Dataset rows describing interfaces

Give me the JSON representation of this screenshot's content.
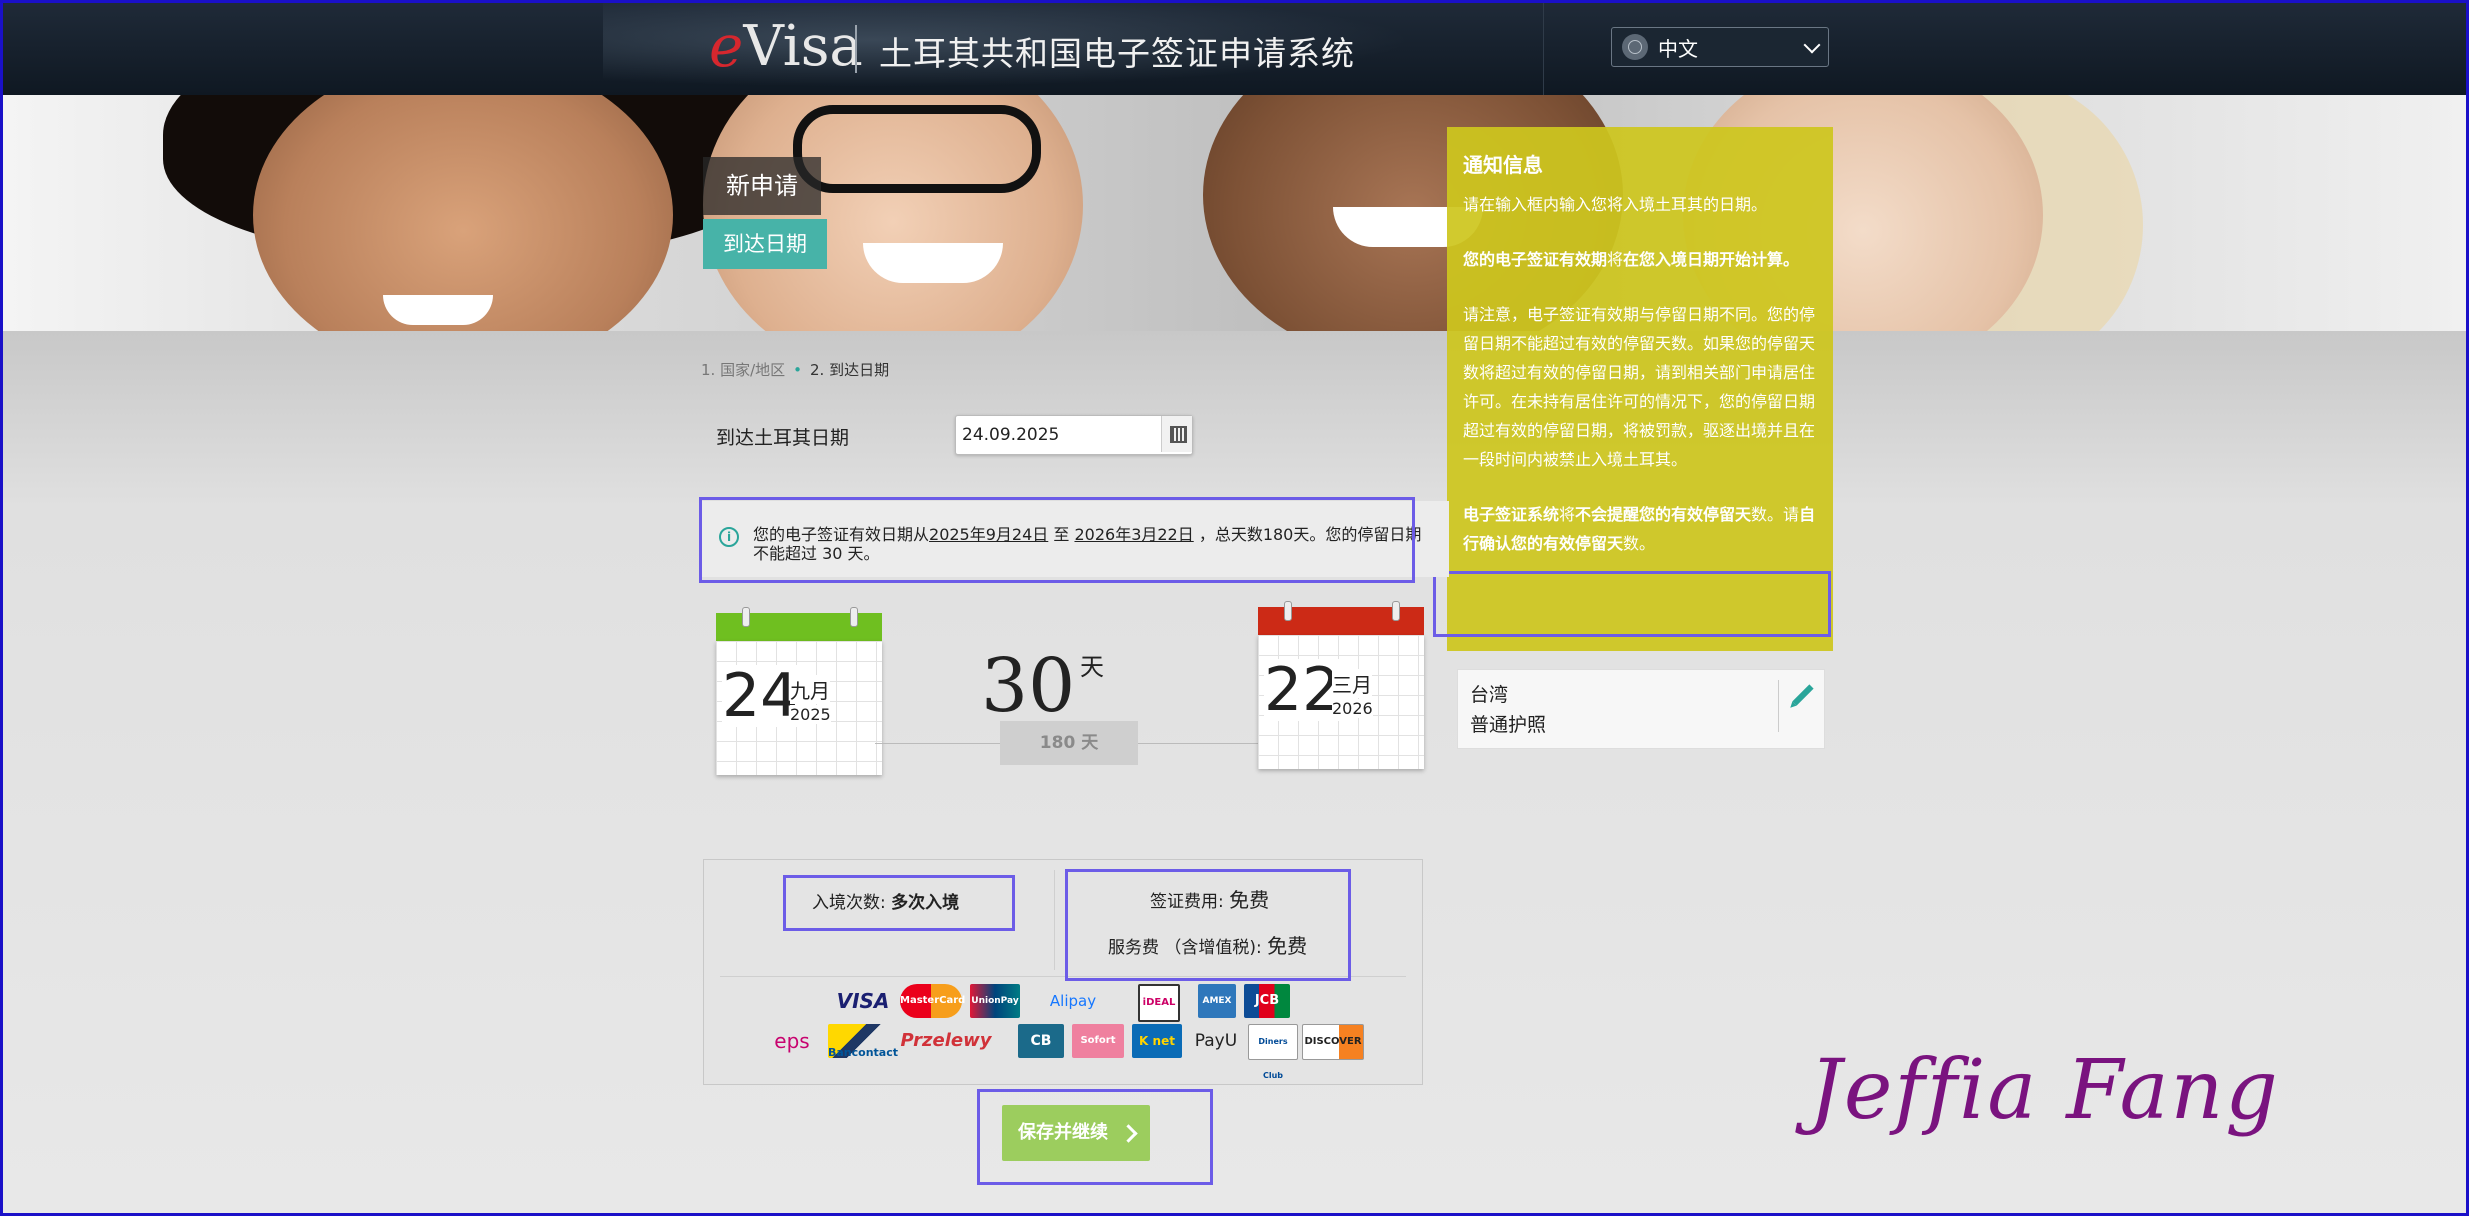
{
  "header": {
    "logo_e": "e",
    "logo_visa": "Visa",
    "system_title": "土耳其共和国电子签证申请系统",
    "language": "中文"
  },
  "banner": {
    "tag_new": "新申请",
    "tag_arrival": "到达日期"
  },
  "notice": {
    "title": "通知信息",
    "p1": "请在输入框内输入您将入境土耳其的日期。",
    "p2_bold1": "您的电子签证有效期",
    "p2_mid": "将",
    "p2_bold2": "在您入境日期开始计算。",
    "p3": "请注意，电子签证有效期与停留日期不同。您的停留日期不能超过有效的停留天数。如果您的停留天数将超过有效的停留日期，请到相关部门申请居住许可。在未持有居住许可的情况下，您的停留日期超过有效的停留日期，将被罚款，驱逐出境并且在一段时间内被禁止入境土耳其。",
    "p4_bold1": "电子签证系统",
    "p4_mid1": "将",
    "p4_bold2": "不会提醒您的有效停留天",
    "p4_mid2": "数。请",
    "p4_bold3": "自行确认您的有效停留天",
    "p4_end": "数。"
  },
  "breadcrumb": {
    "step1": "1. 国家/地区",
    "step2": "2. 到达日期"
  },
  "arrival": {
    "label": "到达土耳其日期",
    "value": "24.09.2025"
  },
  "info": {
    "icon": "i",
    "pre": "您的电子签证有效日期从",
    "from": "2025年9月24日",
    "mid": " 至 ",
    "to": "2026年3月22日",
    "post": " ，总天数180天。您的停留日期不能超过 30 天。"
  },
  "calendar_start": {
    "day": "24",
    "month": "九月",
    "year": "2025"
  },
  "calendar_end": {
    "day": "22",
    "month": "三月",
    "year": "2026"
  },
  "stay": {
    "days": "30",
    "unit": "天",
    "total": "180 天"
  },
  "passport": {
    "country": "台湾",
    "type": "普通护照"
  },
  "fees": {
    "entry_label": "入境次数: ",
    "entry_value": "多次入境",
    "visa_fee_label": "签证费用: ",
    "visa_fee_value": "免费",
    "service_fee_label": "服务费 （含增值税): ",
    "service_fee_value": "免费"
  },
  "payment_methods": {
    "row1": [
      "VISA",
      "MasterCard",
      "UnionPay",
      "Alipay",
      "iDEAL",
      "AMEX",
      "JCB"
    ],
    "row2": [
      "eps",
      "Bancontact",
      "Przelewy",
      "CB",
      "Sofort",
      "K net",
      "PayU",
      "Diners Club",
      "DISCOVER"
    ]
  },
  "actions": {
    "save": "保存并继续"
  },
  "signature": "Jeffia Fang",
  "colors": {
    "notice_bg": "#cdc61e",
    "accent_teal": "#2aa59a",
    "save_button": "#9ccd5e",
    "highlight_border": "#6c5ce7"
  }
}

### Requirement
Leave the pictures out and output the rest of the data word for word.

### Task response
Give me the JSON representation of this screenshot's content.
{
  "header": {
    "logo_e": "e",
    "logo_visa": "Visa",
    "system_title": "土耳其共和国电子签证申请系统",
    "language": "中文"
  },
  "banner": {
    "tag_new": "新申请",
    "tag_arrival": "到达日期"
  },
  "notice": {
    "title": "通知信息",
    "p1": "请在输入框内输入您将入境土耳其的日期。",
    "p2_bold1": "您的电子签证有效期",
    "p2_mid": "将",
    "p2_bold2": "在您入境日期开始计算。",
    "p3": "请注意，电子签证有效期与停留日期不同。您的停留日期不能超过有效的停留天数。如果您的停留天数将超过有效的停留日期，请到相关部门申请居住许可。在未持有居住许可的情况下，您的停留日期超过有效的停留日期，将被罚款，驱逐出境并且在一段时间内被禁止入境土耳其。",
    "p4_bold1": "电子签证系统",
    "p4_mid1": "将",
    "p4_bold2": "不会提醒您的有效停留天",
    "p4_mid2": "数。请",
    "p4_bold3": "自行确认您的有效停留天",
    "p4_end": "数。"
  },
  "breadcrumb": {
    "step1": "1. 国家/地区",
    "step2": "2. 到达日期"
  },
  "arrival": {
    "label": "到达土耳其日期",
    "value": "24.09.2025"
  },
  "info": {
    "icon": "i",
    "pre": "您的电子签证有效日期从",
    "from": "2025年9月24日",
    "mid": " 至 ",
    "to": "2026年3月22日",
    "post": " ，总天数180天。您的停留日期不能超过 30 天。"
  },
  "calendar_start": {
    "day": "24",
    "month": "九月",
    "year": "2025"
  },
  "calendar_end": {
    "day": "22",
    "month": "三月",
    "year": "2026"
  },
  "stay": {
    "days": "30",
    "unit": "天",
    "total": "180 天"
  },
  "passport": {
    "country": "台湾",
    "type": "普通护照"
  },
  "fees": {
    "entry_label": "入境次数: ",
    "entry_value": "多次入境",
    "visa_fee_label": "签证费用: ",
    "visa_fee_value": "免费",
    "service_fee_label": "服务费 （含增值税): ",
    "service_fee_value": "免费"
  },
  "payment_methods": {
    "row1": [
      "VISA",
      "MasterCard",
      "UnionPay",
      "Alipay",
      "iDEAL",
      "AMEX",
      "JCB"
    ],
    "row2": [
      "eps",
      "Bancontact",
      "Przelewy",
      "CB",
      "Sofort",
      "K net",
      "PayU",
      "Diners Club",
      "DISCOVER"
    ]
  },
  "actions": {
    "save": "保存并继续"
  },
  "signature": "Jeffia Fang",
  "colors": {
    "notice_bg": "#cdc61e",
    "accent_teal": "#2aa59a",
    "save_button": "#9ccd5e",
    "highlight_border": "#6c5ce7"
  }
}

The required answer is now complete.